René Redzepi chooses snow for his Desert Island
The Noma chef requests a single day of wintry conditions as his luxury on the BBC radio show Desert Island Discs
Noma, the World’s 50 Best Restaurant’s top choice for 2010, 2011, 2012 and 2014, is distinguished not only by its local ingredients and Scandinavian recipes, but also by its music policy. As the founder and Phaidon author, René Redzepi, explained during his appearance on BBC Radio 4’s Desert Island Discs, when he installed a speaker system in the restaurant’s kitchen a few years ago, listening to music while you worked was looked down on. “If you had music in your kitchens you were just a little café or something,” he tells host Kirsty Young. Yet, as with so many other unconventional working practices the chef has tried, this risk paid off.
Among the seven record he wished to have with him were he shipwrecked on desert island, was the 1989 single, One, by the US heavy metal band Metallica, which Redzepi says wakes his cooks up on sleepy mid-morning shifts; as well as the Mexican folk tune, Linda Nena by Juaneco Y Su Combo, to remind him of his favourite holiday destination; The Sorcerer’s Apprentice by Paul Dukas; Run DMC’s It’s Like That, the chef’s first taste of hip-hop; Phantom of the Opera by Iron Maiden – Redzepi says the Danish record store clerk attempted to palm him off with a copy of the Andrew Lloyd Weber musical of the same name; Under Pressure by Queen and David Bowie; Spitting Blood by the Mancunian band Wu Lyf; and the prog meets electro pop classic Autobahn by Kraftwerk.

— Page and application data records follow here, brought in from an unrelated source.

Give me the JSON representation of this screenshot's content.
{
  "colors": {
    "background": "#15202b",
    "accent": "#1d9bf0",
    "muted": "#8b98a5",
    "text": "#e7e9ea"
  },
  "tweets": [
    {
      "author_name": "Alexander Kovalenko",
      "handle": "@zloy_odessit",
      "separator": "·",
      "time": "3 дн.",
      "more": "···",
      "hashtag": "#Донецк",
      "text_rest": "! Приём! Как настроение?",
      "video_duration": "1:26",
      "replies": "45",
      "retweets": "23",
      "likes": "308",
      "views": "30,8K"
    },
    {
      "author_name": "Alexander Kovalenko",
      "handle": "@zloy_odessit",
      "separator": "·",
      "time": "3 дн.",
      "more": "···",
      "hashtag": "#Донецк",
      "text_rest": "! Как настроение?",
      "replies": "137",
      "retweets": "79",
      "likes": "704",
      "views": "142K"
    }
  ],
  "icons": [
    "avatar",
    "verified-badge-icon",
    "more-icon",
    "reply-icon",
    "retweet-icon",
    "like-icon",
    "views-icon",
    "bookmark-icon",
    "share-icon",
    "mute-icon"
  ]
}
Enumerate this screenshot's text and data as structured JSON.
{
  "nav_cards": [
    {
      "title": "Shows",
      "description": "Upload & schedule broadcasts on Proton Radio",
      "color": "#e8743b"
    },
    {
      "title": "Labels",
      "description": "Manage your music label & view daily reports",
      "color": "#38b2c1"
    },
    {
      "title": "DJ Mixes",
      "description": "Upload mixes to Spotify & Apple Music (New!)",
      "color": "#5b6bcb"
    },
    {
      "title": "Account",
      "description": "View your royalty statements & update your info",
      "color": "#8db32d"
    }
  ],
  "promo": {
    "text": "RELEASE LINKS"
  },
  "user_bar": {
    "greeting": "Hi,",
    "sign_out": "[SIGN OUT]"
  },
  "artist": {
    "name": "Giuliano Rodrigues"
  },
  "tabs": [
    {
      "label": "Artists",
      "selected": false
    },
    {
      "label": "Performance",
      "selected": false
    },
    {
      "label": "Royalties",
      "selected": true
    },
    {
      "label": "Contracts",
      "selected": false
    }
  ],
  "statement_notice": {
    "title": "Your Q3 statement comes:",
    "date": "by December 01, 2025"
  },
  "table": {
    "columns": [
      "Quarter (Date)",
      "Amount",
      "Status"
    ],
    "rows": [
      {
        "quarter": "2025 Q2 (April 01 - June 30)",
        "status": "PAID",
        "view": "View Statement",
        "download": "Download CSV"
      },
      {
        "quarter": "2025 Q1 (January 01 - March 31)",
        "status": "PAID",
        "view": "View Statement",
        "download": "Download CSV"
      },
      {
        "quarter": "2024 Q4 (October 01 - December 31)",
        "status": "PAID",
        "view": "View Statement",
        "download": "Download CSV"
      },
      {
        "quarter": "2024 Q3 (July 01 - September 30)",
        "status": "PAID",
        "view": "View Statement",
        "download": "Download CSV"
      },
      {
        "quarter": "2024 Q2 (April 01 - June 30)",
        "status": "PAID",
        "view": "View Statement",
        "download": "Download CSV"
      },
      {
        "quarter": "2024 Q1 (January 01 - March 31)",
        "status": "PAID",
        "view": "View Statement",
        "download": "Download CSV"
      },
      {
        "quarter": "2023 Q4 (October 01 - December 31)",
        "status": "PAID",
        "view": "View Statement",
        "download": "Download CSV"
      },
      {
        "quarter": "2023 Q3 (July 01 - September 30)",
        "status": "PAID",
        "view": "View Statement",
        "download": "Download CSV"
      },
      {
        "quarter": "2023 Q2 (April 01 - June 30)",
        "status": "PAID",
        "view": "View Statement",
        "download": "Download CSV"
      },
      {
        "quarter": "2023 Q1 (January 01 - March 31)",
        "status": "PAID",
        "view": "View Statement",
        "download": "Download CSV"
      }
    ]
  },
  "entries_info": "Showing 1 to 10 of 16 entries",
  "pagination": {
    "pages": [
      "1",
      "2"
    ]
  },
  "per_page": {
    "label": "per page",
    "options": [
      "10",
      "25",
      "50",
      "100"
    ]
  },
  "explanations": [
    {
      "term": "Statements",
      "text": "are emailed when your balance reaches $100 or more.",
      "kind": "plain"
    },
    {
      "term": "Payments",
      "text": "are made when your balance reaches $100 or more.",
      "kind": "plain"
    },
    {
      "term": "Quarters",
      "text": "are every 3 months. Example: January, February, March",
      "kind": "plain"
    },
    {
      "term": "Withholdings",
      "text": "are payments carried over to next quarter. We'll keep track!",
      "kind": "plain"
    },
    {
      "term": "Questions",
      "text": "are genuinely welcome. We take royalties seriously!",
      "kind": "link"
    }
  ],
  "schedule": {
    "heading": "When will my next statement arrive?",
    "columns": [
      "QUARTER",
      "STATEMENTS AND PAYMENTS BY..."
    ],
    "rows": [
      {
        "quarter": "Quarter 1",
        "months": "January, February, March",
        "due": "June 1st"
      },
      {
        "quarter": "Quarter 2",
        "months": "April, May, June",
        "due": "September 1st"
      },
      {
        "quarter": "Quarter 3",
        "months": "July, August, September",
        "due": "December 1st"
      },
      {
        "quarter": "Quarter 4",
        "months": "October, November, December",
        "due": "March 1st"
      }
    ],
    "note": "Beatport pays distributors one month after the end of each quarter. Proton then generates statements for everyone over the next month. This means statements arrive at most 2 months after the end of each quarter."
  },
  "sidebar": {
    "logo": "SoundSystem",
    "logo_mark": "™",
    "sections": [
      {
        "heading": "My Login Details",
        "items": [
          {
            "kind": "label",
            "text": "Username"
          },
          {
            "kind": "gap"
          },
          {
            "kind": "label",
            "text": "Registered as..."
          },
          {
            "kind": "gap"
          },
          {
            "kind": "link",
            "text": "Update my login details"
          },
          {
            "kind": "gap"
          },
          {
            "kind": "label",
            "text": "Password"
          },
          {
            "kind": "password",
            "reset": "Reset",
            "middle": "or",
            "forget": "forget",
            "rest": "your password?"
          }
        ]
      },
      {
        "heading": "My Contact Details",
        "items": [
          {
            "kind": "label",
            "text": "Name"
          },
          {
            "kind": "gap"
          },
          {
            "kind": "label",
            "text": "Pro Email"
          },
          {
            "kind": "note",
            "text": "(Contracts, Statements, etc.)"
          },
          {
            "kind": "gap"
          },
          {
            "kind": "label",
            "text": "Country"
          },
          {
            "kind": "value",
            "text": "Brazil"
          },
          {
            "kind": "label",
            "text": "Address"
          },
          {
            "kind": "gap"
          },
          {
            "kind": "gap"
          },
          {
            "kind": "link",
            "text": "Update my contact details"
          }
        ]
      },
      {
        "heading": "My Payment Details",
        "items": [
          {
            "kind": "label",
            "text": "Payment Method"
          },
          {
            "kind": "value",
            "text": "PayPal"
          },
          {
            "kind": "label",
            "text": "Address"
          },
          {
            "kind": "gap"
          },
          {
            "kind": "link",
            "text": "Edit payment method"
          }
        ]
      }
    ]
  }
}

Music tastes aside, Redzepi shared quite a few great biographical details, including his somewhat ignoble exit from secondary school – after the age of fourteen he was asked not to return – as well as a slightly wayward adolescence - “there were a few years when I was very interested in weed,” he says.
There’s a lot about his bucolic summer holidays in his father’s homeland of Macedonia, as well as a little bit about the civil war in the former Yugoslavia that brought these vacations to an abrupt end. He talks through his thoughts on luxury, comparing mass-market caviar to rare, woodland mushrooms; and his father’s attitude towards the restaurant – though pleased by his son’s success, Redzepi senior ”grew up eating the same pot of beans every day” and so isn’t a huge fan of his son’s creations.
Yet it’s his request for a single luxury to make life on a desert island more bearable, that demonstrate's Redzepi's genius. He wished for a single day of wintry weather each year, to remind him of home. Adding snow to a well-known desert island? That’s the kind of ingredient we’ve come to expect from the Noma chef.
Listen to the full show either via the BBC website, or on iTunes; and to gain a richer understanding of the chef’s work and creative impulses consider his books, A Work In Progress and Noma, both available from the people who made them, here.